“We’ve been demanding a minimum wage of ₹10,000 (~ $134) for the workers for months now, but despite the violations of basic labour laws, the government has not relented,” she told Re:Set, adding that the government has failed to even provide proper compensation to the family members of the workers who have lost their lives to COVID-19 in the course of their duty. “In the last two months alone, Karnataka has lost more than 10 ASHA workers and none of them have received any compensation or recognition,” she said.
Things are even worse in the country’s national capital which was the worst hit during the second wave with close to 30,000 cases and 448 deaths in a day, at its peak.
“ASHA workers are the frontline workers on the ground, having as much contact with the virus as doctors. But, they are called volunteers and hence, the government isn’t liable to pay them full-time salaries or even see them as frontline workers,” said Shweta Raj, president of the Dilli ASHA Kamgar Union, another workers’ union.
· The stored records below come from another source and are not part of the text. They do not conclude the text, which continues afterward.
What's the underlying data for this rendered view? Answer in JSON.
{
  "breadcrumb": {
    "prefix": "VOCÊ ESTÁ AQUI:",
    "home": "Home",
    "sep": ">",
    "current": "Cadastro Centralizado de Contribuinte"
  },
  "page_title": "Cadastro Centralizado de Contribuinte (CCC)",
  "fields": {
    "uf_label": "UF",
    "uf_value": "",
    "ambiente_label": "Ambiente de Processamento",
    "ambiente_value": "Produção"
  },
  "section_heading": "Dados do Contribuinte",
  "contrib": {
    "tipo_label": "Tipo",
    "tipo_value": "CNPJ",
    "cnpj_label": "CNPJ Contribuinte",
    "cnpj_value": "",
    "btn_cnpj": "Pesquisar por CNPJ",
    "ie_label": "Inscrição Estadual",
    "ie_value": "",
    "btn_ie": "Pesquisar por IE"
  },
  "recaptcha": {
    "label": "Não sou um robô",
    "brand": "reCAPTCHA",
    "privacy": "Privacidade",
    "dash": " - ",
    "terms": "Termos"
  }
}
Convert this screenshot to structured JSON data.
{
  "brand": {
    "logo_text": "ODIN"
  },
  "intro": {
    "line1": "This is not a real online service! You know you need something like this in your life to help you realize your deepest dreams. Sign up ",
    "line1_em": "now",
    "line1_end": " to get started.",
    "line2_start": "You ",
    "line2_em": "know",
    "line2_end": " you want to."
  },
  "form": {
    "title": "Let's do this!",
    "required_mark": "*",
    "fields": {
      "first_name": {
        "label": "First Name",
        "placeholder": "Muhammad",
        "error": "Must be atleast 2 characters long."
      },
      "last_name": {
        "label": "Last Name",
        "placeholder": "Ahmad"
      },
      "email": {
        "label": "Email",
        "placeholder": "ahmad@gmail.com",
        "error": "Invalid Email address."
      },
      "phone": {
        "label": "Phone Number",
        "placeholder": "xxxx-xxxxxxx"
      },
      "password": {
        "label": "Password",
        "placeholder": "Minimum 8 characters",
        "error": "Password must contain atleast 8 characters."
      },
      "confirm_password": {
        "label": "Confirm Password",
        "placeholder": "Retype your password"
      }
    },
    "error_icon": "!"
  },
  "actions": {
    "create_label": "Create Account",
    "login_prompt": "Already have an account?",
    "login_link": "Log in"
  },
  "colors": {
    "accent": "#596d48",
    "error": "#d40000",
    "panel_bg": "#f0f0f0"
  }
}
According to her, the government provides ASHA workers with three face masks, some gloves and sanitizer to use throughout the month, ironically violating its own guidelines which state that masks need to be disposed of after single use and hands need to be regularly sanitized. “When these women protest, they are told to wash and reuse the same masks. So, they are forced to spend whatever little money they have on protecting themselves, when it is actually the government’s job,” she told Re:Set.
While these women fight to improve their dire working conditions, sparing a thought for their mental health becomes a privilege. “The feeling of instability and uncertainty is all they have,” Raj said, adding that the priority for most of these women is daily survival, so evaluating how they feel or think is a luxury they can’t afford.
But the effects are nonetheless there.
“An ASHA worker lost her 10-year-old son to COVID last month and is struggling to work. She told me that she used to have a tremor in her hand years ago, which abated but has returned since the death of her son. These women see grief, poverty, and anxiety on a daily basis and don’t even have the tools to process it,” said Raj, adding that the women also face suspicion from many of the people they help, as they are viewed as possible carriers of the virus and need to fight misinformation every day. “They don’t get respect from the government or the people they help. How can they function normally without getting the dignity they deserve?” she said.
While many ASHA workers have quit due to the pitiable conditions, most have stayed on, says Raj. “For many, this meagre salary is the only thing keeping them from abject poverty. So they will do what it takes to feed their families.”